Labour leader Jeremy Corbyn has said he would give local authorities the power to reclaim luxury properties that are left deliberately empty in an attempt to solve the UK’s housing crisis.
Corbyn said it was just one of a number of ways the party planned to intervene in the market.
Speaking on the BBC’s Andrew Marr show he said: “We would give local authorities the power to take over deliberately left vacant properties.”
He claimed there are areas in a lot of housing stress that have luxury blocks of flats built and sold off plan to overseas investors.
“Let’s look at the social priorities here.”
The Labour leader has previously called for the empty homes of the rich in Kensington to be requisitioned to house survivors of the deadly Grenfell tower fire.
Other ways Labour intends to solve the housing crisis include building council properties with life time tenancies at secure rent; greater regulation of the private rented sector; and a government-backed mortgage scheme for first-time buyers.
Corbyn also said the party will buy up to 8,000 houses for the homeless if it were to get into power.
Figures from the Ministry of Housing, Communities and Local Government reveal 4,751 people were sleeping rough in 2017 – the highest figure in the eight years rough sleeping has been tracked.
Labour said if it wins power it would seek to buy up housing association properties when they become vacant and hand them to homeless people, instead of making them available again as affordable homes.
The housing association properties would then be replaced in a wider house building programme.
Labour’s manifesto claimed it will build 100,000 “genuinely affordable” homes for renting and buying each year.
“The problem is homeless people, rough sleepers, beg to get money for a night shelter, stay in the night shelter or a hostel. The problem then is move on accommodation, the problem then is not having an address, without which they can’t get a job or claim benefits,” he said.
He added: “There is something grossly insulting about the idea you would build a luxury block… deliberately keep it empty knowing that with property price inflation the investor is going to make 10% or 12% a year… maybe a bit less but they are going to make a fair amount out of it. Surely we have to have a social objective and a social priority in our society.”
DealMakerz thinks Corbyn’s ideas could get a lot of support, particularly after recent figures revealed more than half of nearly 2,000 luxury properties built in London last year remain unsold.
The flats, complete with private gyms, swimming pools and cinema rooms, are lying empty as hundreds of thousands of would-be first-time buyers struggle to find an affordable home.

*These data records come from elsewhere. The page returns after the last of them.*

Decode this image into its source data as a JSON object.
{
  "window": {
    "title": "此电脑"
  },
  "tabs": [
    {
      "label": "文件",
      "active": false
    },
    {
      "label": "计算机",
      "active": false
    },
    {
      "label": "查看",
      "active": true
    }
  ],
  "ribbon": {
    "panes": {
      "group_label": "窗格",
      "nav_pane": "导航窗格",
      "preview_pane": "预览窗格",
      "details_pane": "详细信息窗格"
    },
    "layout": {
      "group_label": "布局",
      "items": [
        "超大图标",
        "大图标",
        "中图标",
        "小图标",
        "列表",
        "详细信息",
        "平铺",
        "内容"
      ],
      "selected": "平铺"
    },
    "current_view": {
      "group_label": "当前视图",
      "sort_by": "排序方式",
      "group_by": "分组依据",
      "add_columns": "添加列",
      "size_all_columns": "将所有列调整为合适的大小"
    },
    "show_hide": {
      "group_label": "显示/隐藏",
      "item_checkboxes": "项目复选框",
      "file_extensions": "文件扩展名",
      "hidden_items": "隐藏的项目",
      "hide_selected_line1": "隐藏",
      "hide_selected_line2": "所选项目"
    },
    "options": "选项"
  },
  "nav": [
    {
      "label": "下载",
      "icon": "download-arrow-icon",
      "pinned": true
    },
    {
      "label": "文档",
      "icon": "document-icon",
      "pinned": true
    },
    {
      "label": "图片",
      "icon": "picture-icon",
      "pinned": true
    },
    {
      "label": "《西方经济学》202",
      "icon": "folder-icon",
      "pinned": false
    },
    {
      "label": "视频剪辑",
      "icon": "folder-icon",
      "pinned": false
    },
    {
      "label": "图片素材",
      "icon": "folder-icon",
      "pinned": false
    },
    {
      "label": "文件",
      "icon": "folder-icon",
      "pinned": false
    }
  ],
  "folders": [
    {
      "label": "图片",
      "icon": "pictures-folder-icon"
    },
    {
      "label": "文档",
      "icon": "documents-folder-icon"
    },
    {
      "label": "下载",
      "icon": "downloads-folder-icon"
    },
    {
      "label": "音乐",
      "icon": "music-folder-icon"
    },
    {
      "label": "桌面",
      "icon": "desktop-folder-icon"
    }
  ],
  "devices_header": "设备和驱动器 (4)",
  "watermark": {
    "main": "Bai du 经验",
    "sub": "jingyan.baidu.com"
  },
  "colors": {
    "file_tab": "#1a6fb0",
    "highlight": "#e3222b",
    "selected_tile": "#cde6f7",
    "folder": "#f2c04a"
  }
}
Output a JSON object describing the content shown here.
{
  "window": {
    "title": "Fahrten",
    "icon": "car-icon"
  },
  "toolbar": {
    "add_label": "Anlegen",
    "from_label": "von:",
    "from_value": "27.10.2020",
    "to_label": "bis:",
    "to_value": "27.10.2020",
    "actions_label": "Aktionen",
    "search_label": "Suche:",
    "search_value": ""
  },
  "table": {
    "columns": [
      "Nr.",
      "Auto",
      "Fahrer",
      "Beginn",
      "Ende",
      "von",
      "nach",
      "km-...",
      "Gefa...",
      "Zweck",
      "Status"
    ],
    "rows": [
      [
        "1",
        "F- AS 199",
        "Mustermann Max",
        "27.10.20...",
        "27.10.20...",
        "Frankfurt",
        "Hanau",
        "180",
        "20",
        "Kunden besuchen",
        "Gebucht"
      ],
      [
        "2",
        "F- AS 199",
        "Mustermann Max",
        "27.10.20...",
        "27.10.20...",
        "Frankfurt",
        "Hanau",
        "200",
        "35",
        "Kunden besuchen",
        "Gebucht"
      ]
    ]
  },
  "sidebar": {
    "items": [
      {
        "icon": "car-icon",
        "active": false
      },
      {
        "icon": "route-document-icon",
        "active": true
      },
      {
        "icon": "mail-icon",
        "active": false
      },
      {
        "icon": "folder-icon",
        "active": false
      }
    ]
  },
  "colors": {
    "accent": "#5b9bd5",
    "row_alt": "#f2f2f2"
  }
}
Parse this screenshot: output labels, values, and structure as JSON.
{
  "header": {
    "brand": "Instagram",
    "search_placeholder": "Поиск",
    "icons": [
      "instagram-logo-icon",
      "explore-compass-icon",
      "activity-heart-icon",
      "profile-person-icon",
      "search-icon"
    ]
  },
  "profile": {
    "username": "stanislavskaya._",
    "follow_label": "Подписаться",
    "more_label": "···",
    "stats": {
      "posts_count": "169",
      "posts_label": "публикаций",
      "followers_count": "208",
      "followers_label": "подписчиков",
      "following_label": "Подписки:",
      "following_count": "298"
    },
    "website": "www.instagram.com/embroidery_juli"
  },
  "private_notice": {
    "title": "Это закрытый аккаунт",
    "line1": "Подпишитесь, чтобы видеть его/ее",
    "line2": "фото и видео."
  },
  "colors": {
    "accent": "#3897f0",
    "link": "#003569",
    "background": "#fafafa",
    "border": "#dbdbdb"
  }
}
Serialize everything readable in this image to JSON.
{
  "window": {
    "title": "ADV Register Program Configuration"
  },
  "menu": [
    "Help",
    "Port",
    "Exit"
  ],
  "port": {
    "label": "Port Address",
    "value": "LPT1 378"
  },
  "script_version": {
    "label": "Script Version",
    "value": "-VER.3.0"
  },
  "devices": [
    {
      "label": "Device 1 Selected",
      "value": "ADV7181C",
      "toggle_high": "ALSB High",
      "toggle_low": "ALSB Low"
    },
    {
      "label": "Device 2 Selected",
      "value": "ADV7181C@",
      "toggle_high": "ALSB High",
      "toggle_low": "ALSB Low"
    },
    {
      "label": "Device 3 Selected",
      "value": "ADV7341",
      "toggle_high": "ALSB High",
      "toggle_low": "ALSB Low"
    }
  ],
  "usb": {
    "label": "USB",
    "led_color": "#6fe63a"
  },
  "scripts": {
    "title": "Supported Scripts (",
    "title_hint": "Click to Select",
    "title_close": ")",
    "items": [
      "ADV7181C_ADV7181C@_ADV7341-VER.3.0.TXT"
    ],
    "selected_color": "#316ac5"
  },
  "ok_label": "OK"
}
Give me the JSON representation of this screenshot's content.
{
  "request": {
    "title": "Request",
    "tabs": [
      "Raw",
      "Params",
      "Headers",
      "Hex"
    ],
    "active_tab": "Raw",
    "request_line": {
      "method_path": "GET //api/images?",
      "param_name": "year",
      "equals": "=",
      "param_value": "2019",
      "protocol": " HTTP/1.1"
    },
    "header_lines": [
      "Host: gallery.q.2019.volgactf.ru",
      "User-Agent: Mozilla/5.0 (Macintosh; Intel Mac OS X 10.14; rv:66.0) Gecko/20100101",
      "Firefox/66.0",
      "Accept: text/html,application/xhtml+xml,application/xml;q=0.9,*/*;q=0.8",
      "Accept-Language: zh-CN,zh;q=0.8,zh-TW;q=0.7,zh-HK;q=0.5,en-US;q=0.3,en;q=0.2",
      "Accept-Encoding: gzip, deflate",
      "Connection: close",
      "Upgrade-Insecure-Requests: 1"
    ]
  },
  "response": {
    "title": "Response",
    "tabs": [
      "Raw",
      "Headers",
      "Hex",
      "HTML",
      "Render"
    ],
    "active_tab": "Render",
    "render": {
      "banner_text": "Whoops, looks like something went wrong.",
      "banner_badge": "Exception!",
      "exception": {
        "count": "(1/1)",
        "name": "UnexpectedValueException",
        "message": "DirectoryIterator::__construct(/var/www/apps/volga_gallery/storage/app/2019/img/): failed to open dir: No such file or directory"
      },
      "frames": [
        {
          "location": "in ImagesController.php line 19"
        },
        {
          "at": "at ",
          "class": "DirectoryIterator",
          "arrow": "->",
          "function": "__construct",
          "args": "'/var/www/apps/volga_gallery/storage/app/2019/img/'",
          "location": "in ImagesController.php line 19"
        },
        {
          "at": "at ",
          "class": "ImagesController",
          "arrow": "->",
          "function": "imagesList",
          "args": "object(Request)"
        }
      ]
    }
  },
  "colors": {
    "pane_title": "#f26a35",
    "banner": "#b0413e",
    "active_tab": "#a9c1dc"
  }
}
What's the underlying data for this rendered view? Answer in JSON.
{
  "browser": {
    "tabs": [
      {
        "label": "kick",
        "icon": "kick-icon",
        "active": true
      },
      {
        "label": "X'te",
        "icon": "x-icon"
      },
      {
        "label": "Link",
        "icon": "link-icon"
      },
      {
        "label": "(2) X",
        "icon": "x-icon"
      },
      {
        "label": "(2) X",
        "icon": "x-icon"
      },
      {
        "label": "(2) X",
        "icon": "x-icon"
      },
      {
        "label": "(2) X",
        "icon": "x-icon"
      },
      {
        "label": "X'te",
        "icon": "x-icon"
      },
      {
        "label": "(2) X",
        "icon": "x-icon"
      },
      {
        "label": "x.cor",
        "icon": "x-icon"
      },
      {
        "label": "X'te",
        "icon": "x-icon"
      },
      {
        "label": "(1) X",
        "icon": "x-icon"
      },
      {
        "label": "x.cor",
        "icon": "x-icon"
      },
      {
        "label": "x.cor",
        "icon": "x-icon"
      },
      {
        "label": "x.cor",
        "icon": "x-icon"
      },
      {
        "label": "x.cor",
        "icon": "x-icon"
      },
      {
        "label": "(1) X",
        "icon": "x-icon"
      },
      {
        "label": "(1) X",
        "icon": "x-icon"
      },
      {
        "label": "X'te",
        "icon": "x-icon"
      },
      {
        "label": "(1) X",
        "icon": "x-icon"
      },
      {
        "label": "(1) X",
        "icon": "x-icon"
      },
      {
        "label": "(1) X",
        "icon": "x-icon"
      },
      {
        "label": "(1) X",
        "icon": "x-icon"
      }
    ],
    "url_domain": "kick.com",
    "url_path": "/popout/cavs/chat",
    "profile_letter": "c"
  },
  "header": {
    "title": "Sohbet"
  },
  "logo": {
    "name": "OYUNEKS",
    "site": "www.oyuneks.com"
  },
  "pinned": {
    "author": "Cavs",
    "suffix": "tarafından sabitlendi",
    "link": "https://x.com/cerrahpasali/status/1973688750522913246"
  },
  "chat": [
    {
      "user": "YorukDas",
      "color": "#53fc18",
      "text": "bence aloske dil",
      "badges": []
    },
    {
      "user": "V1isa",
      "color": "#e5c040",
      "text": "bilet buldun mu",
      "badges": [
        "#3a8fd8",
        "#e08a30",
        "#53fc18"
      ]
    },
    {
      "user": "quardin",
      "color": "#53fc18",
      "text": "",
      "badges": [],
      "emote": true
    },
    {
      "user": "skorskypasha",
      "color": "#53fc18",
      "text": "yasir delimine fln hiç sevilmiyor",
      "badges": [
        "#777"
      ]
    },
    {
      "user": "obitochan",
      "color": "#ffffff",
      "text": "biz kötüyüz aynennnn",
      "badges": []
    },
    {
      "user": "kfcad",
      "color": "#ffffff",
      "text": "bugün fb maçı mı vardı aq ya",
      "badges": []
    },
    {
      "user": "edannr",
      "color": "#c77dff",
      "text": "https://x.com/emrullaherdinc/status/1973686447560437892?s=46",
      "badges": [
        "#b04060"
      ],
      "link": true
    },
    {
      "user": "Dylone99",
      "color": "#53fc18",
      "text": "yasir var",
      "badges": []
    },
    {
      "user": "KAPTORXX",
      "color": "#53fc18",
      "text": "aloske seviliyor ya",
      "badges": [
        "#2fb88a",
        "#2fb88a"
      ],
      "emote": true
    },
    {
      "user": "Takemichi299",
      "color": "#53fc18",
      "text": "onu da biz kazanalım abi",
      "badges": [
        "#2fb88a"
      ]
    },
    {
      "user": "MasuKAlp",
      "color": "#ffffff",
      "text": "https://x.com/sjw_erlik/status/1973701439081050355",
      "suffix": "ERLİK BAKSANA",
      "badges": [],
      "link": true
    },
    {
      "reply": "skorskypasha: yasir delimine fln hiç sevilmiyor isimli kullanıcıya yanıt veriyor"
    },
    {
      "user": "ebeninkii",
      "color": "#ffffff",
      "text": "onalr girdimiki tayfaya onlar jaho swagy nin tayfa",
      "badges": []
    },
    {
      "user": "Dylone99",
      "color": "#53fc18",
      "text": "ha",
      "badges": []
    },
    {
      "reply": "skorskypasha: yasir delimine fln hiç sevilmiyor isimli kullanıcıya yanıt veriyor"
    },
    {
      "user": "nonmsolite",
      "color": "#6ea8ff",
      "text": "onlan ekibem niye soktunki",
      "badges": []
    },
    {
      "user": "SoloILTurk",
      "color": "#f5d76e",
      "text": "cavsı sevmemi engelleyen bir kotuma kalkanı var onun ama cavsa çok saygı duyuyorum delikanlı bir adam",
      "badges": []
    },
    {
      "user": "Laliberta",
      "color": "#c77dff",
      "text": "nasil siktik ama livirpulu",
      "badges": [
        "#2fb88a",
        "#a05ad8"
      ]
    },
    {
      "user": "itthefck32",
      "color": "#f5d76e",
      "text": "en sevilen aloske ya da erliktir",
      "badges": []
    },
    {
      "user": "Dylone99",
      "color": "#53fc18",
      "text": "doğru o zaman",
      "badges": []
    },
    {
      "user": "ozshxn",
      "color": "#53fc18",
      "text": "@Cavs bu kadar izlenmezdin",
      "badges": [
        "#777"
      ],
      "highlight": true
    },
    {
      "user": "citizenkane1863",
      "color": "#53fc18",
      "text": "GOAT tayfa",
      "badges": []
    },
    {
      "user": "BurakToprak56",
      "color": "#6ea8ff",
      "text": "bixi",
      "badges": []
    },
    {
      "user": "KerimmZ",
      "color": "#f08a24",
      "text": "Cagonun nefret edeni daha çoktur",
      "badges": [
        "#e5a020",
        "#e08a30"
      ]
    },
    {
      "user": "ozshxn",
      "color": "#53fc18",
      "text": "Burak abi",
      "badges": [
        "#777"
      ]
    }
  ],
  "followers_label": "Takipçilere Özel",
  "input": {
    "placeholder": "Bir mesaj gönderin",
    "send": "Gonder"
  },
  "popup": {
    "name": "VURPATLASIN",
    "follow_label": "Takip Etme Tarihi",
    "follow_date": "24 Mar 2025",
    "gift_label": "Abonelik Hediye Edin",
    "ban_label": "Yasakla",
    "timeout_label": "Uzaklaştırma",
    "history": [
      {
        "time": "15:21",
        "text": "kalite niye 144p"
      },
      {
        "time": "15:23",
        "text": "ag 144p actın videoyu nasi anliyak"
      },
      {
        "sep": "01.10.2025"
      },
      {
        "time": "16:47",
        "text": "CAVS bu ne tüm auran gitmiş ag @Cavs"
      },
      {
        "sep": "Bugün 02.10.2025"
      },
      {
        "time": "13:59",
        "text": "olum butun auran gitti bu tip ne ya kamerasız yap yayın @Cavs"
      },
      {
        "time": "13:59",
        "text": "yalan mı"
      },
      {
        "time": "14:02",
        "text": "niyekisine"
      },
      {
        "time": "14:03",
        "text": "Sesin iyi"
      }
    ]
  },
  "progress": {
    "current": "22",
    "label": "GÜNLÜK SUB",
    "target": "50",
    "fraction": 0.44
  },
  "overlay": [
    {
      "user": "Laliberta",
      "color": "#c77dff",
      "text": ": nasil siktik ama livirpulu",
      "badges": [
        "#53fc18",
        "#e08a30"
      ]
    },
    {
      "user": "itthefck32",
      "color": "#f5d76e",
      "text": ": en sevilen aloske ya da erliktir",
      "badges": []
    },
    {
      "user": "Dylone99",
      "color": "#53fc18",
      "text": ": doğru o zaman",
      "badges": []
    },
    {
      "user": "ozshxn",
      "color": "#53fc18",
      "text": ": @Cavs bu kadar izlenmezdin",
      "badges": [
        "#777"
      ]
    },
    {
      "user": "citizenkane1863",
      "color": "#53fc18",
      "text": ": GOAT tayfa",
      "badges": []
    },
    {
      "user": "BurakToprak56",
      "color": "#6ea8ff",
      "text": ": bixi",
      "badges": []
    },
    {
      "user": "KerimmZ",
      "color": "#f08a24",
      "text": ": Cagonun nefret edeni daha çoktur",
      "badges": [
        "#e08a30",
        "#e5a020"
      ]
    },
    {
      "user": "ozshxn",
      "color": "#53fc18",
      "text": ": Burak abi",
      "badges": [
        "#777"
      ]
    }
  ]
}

But where the money will come from to buy and reclaim flats is another matter – not to mention the lengthy and convoluted legal disputes that could arise.